California Campaign News!
Aren't you excited that, with nearly two years until the next election, here I am offering campaign news?
Except there are two significant developments today in California of which you should be aware.
First, Jerry Brown is throwing his hat in the ring to be California's governor for a second time. He hasn't formally announced, but this interview signals that he will.
It was 1974 when Jerry Brown ran for governor as a dashing 36-year-old reformer, the embodiment of change in Watergate's aftermath.
"I was the new spirit," Brown recalled. "That was my slogan."
No one would mistake Brown for a new spirit today. At 70, he occupies a prime spot among the elders of California politics. His career has spanned four decades, with three failed tries for the White House along his way up, down and back up the elective ranks.
Now, after two years as state attorney general, this Democrat who first ran for office in the era of Janis Joplin and the Beatles is remaking himself yet again. This time, Brown's quest is to recapture the job he won 35 years ago: governor of California.
California doesn't have a good history of Democratic candidates for Governor not named Brown over the last 50 years, so that alone is something. Brown has a lot to recommend him for the job and almost as much to reject him. He would be solid on the environment, energy and infrastructure but an absolute mess on prison policy. Right now, the field includes Gavin Newsom and John Garamendi, with several other possibles. If there's a movement candidate on the horizon, I don't see him or her.
The second development is that the DCCC, the campaign arm for Democrats in the House, has launched radio ads in 28 districts nationwide attacking House Republicans for their obstruction on the stimulus package.
The Democratic Congressional Campaign Committee (DCCC), chaired by Congressman Chris Van Hollen, today announced the DCCC is launching a Putting Families First ad and grassroots campaign in 28 targeted Republican districts. The ads focus on the Republicans out of step priorities by putting bank bail outs and building schools in Iraq before the needs of the Americans in the struggling economy. The Putting Families First ads begin airing on Tuesday morning during drive time and will run for a week.
In addition to the strategic radio ads in 28 Republican districts, the DCCC will also begin a grassroots initiative which includes targeted e-mails to 3 million voters and nearly 100,000 person-to-person telephone calls.
This is pretty early to be making such a move. And what's very notable is the districts in California the D-Trip is hitting.
Representative Dan Lungren (CA-03)
Representative Elton Gallegy (CA-24)
Representative Ken Calvert* (CA-44)
Representative Brian Bilbray (CA-50)

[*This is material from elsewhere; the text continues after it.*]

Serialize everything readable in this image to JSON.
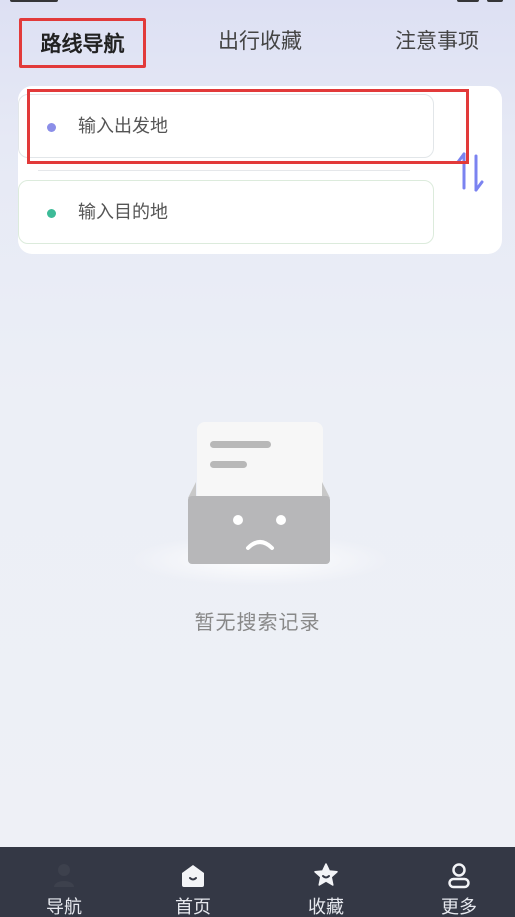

CA-03 is an obvious choice, as it's the most ripe district in the state for a turnover, and Bill Durston has already announced for a third run after his good showing in 2008. It's good to see CA-44 get some action; Bill Hedrick came the second-closest in the state to defeating a Republican, and he's running again. (The asterisk on that race means that they are actually using two separate ads in his district, one on children's heath care and one on the bank bailout, so they're actually targeting Calvert more than the others.) CA-50 is a perennial tease, with the Democrat never besting 46% against Brian Bilbray, but it's just close enough to target.
The inclusion of CA-24 is interesting. We basically had no candidate there this time, as Marta Jorgensen spent pocket change to go against Elton Gallegly. She still managed 42% of the vote, showing that the floor for Democrats is fairly substantial. Gallegly has threatened retirement in the past and this is probably just pressure to get him to leave Congress. Perhaps the D-Trip knows of a good candidate waiting in the wings.
No CA-26, CA-46 or CA-04 on this list, probably because Debbie Cook, Russ Warner and Charlie Brown have made no indication that they're running again.